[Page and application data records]
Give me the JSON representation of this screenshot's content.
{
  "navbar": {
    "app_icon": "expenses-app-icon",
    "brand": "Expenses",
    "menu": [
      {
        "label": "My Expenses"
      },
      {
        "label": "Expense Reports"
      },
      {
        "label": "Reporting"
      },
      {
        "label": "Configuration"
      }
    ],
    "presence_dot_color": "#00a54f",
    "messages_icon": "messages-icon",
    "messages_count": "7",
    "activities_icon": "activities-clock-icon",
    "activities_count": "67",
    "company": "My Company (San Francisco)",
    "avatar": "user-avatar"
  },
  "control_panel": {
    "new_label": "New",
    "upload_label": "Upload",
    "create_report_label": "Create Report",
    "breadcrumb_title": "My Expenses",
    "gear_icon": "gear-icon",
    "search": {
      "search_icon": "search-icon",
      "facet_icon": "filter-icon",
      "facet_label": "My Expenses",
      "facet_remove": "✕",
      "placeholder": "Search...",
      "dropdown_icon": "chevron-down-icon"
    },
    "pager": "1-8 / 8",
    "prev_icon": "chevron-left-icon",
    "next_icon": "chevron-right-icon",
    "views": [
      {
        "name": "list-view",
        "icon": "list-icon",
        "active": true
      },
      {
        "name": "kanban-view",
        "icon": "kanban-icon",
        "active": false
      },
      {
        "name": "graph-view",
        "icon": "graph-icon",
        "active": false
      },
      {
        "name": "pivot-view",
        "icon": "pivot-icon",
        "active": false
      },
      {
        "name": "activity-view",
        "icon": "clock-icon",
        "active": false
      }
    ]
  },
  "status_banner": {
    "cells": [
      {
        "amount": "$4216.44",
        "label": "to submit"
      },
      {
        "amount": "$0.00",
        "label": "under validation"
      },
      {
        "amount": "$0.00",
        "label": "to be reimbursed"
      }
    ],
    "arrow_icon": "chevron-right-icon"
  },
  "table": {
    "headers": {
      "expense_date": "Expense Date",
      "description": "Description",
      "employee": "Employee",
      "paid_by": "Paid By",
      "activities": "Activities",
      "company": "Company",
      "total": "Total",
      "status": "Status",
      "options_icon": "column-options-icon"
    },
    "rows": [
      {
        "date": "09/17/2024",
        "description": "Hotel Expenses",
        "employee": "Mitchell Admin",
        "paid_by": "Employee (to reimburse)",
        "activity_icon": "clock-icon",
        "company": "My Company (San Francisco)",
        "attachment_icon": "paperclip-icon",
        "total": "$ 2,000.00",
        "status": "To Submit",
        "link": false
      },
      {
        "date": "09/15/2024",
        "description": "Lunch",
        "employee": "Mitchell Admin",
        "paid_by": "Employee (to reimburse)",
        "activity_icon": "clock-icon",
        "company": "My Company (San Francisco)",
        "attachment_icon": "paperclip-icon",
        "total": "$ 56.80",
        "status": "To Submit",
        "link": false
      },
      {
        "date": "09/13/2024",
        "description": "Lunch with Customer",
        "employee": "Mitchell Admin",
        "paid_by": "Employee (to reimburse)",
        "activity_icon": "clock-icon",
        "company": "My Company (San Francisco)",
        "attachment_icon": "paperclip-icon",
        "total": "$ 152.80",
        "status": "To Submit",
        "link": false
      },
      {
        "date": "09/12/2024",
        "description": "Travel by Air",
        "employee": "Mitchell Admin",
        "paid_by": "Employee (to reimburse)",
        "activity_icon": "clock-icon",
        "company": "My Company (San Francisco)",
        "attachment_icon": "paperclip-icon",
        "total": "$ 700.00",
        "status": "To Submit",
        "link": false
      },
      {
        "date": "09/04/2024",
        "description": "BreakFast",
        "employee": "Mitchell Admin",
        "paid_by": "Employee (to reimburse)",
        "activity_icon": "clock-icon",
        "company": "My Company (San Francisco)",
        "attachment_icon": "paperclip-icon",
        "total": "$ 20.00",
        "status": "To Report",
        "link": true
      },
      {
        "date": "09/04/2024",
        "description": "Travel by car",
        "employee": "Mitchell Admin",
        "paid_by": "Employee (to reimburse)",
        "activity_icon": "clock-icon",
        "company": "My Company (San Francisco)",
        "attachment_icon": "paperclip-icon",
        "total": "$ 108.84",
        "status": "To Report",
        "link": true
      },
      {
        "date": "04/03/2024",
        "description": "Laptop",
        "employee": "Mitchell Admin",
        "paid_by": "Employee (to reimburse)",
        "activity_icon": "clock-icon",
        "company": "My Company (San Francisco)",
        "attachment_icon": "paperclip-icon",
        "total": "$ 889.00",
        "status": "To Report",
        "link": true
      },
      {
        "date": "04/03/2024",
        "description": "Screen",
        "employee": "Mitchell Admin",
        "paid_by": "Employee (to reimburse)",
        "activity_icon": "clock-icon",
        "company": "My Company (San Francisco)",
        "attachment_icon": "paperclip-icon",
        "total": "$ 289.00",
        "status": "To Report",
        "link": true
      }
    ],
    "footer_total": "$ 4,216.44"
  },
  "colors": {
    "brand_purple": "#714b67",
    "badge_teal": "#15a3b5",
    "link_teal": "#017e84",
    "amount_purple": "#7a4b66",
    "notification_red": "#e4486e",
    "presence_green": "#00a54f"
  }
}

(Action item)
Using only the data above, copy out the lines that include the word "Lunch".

(Worked solution)
        "description": "Lunch",
        "description": "Lunch with Customer",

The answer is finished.